GFP team member Carinne McKeever Woodworth, PA-C, went before Congress in May to advocate for people with Inflammatory Bowel Disease (IBD). Carinne, who previously shared her story of Crohn’s Disease on our blog, traveled with her husband to speak during “IBD Day On The Hill” organized by the Crohn’s and Colitis Foundation.

“Our goal was to be a voice for the 5 million suffering from Crohn’s and Colitis,” she said.

Advocating for Inflammatory Bowel Disease Patients

Carinne and other North Carolina residents spoke in person with Sen. Thom Tillis (R-NC) and with Sen. Richard Burr’s (R-NC) legislative assistants. Their goal: to encourage legislators to include 'inflammatory bowel diseases' in the Department of Defense Peer-Reviewed Medical Research Program. To obtain the funding, IBD must be listed by Congress under this program.

“This money does not only help find a cure, but to also fund research of other treatment options,” Carinne said. “There are many Crohn’s and Colitis patients like myself who have ‘failed’ all medications currently on the market. Luckily, we learned there are now two drugs in Phase Three of clinical trials. These drugs will be available to the public in 1.5 years. Without funding for research these drugs would have never came into fruition and many would continue to suffer without a viable treatment option.”

Carinne also spoke with legislative staffers for North Carolina House of Representatives, including the teams from the offices of Rep. Alma S. Adams (D-12), Rep. David Price (D-4), and Rep. G.K. Butterfield (D-1). There, she lobbied against step therapy.

“Step therapy is when your provider prescribes a certain medication but your insurance companies makes you try older, cheaper medications before paying for the drug that was originally prescribed,” Carinne explained. “This process could take months before the insurance companies approve the medication.
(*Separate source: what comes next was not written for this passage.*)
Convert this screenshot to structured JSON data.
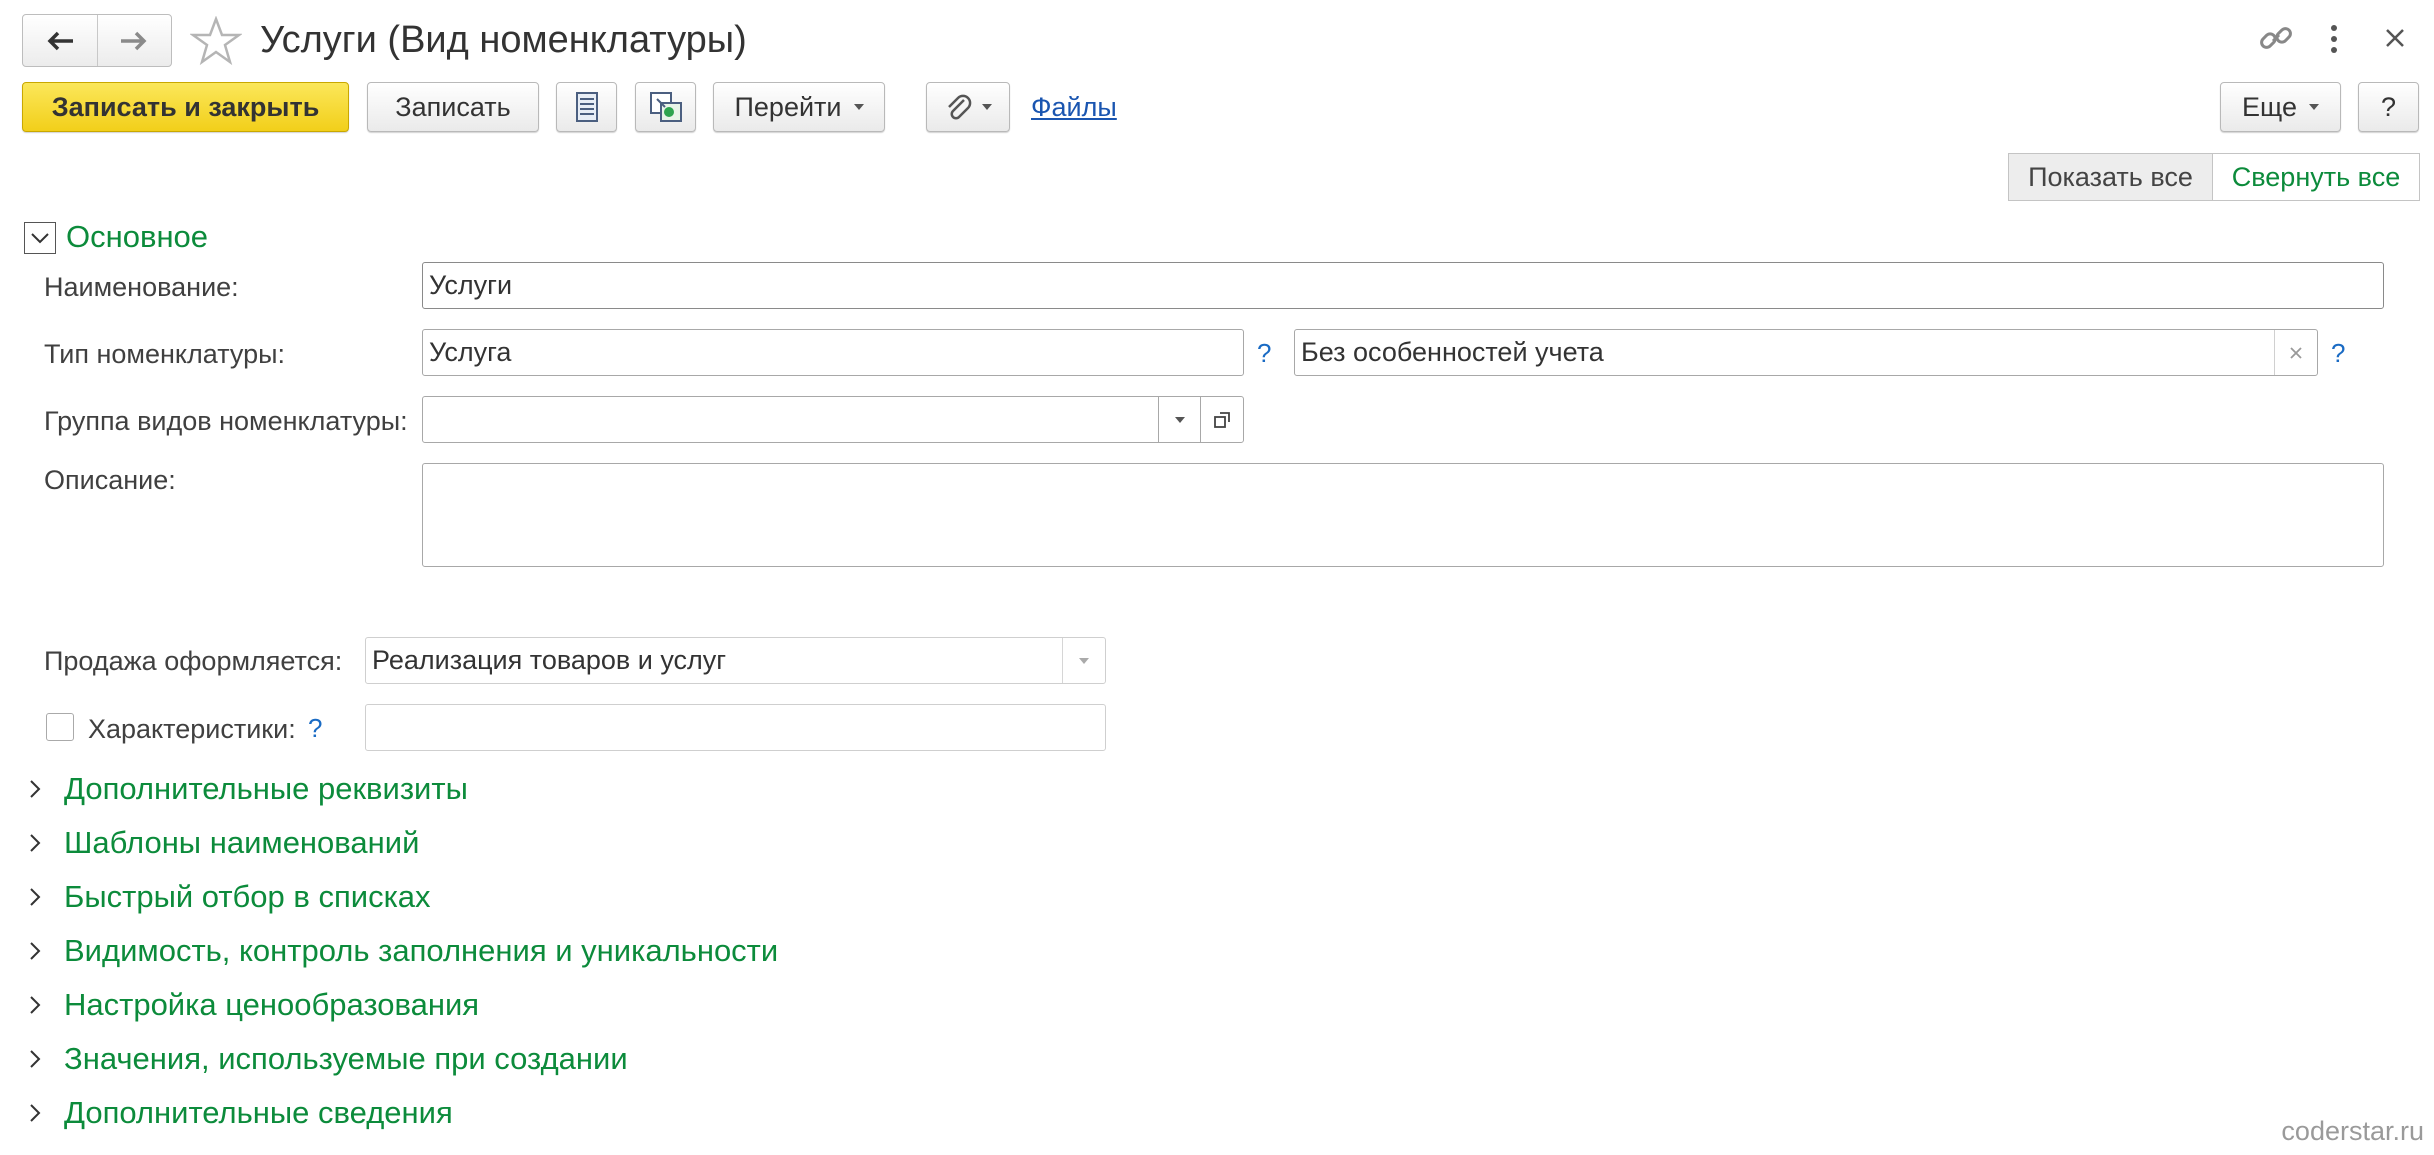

For an Inflammatory Bowel Disease, patient this may be the difference between saving your colon and having it surgically removed. Currently Step Therapy gives all the power to insurance companies — we lobbied to put the decision back into the provider-patient hands.”

Finally, Carinne also argued against a potential law that would discriminate against people with pre-existing conditions, which would affect not just those with Crohn’s, but people with diabetes, cancer, and other health problems. According to an analysis by the Department of Health and Human Services, 50 to 129 million (19 to 50 percent of) non-elderly Americans have some type of pre-existing health condition.

Carinne said she doesn’t know for sure if her efforts made a difference, but she is glad she went.

“At the end of the day I always hope that I have made this world a better place,” Carinne said. “Most days I am not sure if I did any good, but on May 18 I was able to go to bed knowing that I was an advocate for the 5 million suffering from this incurable disease. The experiences I had and the people I met with will always have a special place in my heart.”